“While service redesign continues at great pace, RCN Wales wants to ensure that patients are cared for by adequate numbers of nurses and health care support workers who are well educated and well supported by their employing organisations.

“One feature of community nursing is that registered and unregistered nursing staff frequently work alone within people’s homes. This isolated way of working must be supported by strong systems of leadership and supervision and the RCN Wales urges the Welsh Government to ensure that patient safety is at the heart of workforce planning.

“We are also calling on the Welsh Government to ensure the number of registered nurses working in the community is increased and an appropriate ratio between registered nurses and health care support workers is maintained.”

The survey found 89% of community nurses said their caseload had increased over the last year and 59% reported they were spending less time with their patients than they did a year ago.

One district nurse who responded to the survey said: “My team has lost a total of 166.5 hours per week after losing staff nurses who have not and are not being replaced.

“This has a tremendous impact on services and I personally feel that it can lead to unsafe practice for patients plus burn out of existing staff.

“This is particularly so at weekends where one staff nurse will be expected to cover a huge geographical rural areas. Not only will this put more stress on nursing staff but could even be dangerous having to drive from one end of the area to the other to attend to patients. It could even lead to unsafe practice due to having to hurry tasks in order to meet targets.”

Dr Peter Carter, chief executive and general secretary of the RCN said: “Nurses are being stretched too thin and many are approaching breaking point. Inevitably, patient care is going to suffer. We are now seeing a clear and worrying picture of a health service which is struggling. It is struggling to keep people out of hospital because of pressures on the community, and it is struggling to discharge them with support when they leave. Very soon, patients will be left with nowhere to turn.

“This is a revolving door for patients, but it also represents a false economy at a time when there is no money to spare.

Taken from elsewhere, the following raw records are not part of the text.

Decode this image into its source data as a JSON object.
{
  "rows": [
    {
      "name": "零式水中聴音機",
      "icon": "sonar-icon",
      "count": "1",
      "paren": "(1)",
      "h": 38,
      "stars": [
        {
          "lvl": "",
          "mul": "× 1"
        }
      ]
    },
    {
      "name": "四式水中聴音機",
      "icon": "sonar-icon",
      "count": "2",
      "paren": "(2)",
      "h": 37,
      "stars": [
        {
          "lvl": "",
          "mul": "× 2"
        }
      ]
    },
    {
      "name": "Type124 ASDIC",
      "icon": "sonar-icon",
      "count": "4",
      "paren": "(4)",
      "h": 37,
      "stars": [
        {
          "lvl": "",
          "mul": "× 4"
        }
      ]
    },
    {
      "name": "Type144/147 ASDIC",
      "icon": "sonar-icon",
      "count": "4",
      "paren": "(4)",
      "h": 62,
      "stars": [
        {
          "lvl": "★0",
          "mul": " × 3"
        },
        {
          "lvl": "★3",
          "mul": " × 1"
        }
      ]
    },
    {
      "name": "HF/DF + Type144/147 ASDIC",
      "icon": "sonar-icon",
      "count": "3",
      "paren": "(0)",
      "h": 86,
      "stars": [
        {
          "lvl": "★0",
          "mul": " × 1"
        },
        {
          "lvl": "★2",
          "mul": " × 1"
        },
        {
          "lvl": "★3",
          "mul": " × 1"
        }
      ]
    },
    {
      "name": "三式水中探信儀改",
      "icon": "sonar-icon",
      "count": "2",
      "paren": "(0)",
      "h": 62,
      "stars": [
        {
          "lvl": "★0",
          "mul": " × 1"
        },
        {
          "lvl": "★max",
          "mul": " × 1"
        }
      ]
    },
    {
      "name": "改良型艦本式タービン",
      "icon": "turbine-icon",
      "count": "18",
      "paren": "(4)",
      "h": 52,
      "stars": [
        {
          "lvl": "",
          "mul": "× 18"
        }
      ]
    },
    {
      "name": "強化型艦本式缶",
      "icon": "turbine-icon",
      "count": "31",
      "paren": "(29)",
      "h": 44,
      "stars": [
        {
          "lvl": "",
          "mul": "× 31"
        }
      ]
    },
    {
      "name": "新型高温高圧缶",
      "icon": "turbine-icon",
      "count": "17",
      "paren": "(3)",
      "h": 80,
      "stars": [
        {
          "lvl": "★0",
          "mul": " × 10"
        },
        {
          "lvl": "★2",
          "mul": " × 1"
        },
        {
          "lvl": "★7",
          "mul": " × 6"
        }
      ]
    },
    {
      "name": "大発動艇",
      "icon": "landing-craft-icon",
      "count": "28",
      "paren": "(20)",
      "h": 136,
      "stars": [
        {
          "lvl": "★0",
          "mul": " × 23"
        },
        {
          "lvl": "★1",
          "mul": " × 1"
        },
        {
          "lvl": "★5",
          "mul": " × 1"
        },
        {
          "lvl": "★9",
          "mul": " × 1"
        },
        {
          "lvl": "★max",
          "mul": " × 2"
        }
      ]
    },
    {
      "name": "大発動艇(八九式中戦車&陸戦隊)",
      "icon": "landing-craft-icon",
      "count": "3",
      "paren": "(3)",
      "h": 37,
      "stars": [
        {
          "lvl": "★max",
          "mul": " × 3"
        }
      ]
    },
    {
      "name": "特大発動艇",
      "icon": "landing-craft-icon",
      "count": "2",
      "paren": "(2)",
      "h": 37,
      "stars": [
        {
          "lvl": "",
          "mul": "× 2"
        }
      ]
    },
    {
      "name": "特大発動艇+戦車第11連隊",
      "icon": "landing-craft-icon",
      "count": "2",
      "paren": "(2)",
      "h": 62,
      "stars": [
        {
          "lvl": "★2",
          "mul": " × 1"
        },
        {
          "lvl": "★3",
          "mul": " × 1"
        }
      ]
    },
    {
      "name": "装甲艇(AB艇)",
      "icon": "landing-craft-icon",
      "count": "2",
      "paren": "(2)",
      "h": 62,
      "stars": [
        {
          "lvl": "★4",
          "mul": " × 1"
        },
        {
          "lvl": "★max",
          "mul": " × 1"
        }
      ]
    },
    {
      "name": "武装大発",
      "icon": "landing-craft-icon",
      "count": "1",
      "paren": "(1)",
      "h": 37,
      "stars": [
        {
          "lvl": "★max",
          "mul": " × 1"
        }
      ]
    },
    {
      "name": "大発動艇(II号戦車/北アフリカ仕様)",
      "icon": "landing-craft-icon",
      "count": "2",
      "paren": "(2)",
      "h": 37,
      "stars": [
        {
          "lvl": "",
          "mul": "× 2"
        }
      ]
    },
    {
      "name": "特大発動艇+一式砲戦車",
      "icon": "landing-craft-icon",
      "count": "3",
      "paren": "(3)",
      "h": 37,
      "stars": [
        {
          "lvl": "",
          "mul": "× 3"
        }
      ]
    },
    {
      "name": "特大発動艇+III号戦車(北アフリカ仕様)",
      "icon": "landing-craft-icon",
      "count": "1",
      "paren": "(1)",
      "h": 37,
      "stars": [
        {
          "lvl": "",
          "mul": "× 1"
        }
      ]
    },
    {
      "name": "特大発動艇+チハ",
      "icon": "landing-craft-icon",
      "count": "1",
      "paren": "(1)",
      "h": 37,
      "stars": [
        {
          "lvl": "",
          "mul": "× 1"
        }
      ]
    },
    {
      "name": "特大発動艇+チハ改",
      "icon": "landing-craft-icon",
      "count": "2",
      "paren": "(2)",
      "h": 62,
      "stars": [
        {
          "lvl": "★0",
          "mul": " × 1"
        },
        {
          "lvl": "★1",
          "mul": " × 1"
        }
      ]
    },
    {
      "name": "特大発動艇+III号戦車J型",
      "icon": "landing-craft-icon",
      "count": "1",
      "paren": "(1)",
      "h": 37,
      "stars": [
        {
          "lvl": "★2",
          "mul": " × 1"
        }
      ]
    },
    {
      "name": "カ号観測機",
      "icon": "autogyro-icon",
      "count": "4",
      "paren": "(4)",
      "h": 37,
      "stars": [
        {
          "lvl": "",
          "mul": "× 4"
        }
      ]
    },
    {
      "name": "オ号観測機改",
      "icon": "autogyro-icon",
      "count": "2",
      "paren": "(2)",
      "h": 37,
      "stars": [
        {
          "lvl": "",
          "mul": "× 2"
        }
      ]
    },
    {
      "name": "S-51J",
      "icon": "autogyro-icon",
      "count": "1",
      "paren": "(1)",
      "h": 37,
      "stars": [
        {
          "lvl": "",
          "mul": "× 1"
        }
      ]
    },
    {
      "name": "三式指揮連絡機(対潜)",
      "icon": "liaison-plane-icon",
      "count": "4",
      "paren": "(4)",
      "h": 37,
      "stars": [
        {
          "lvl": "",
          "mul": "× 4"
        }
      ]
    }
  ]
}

We want care to be delivered closer to home, and we want community nurses to be empowered to keep their patients out of hospital, but at the moment this shift in the way care is delivered is simply a facade.”

The Welsh Government said they would work with the RCN to provide the best care for patients.

A spokesman said: “We will consider the findings to see what specific issues apply and what action needs to be taken.

“The Welsh Government has a strong relationship with the RCN and we continue to work closely with them in the reconfiguration needed to appropriately place services and bring care close to patients’ homes.”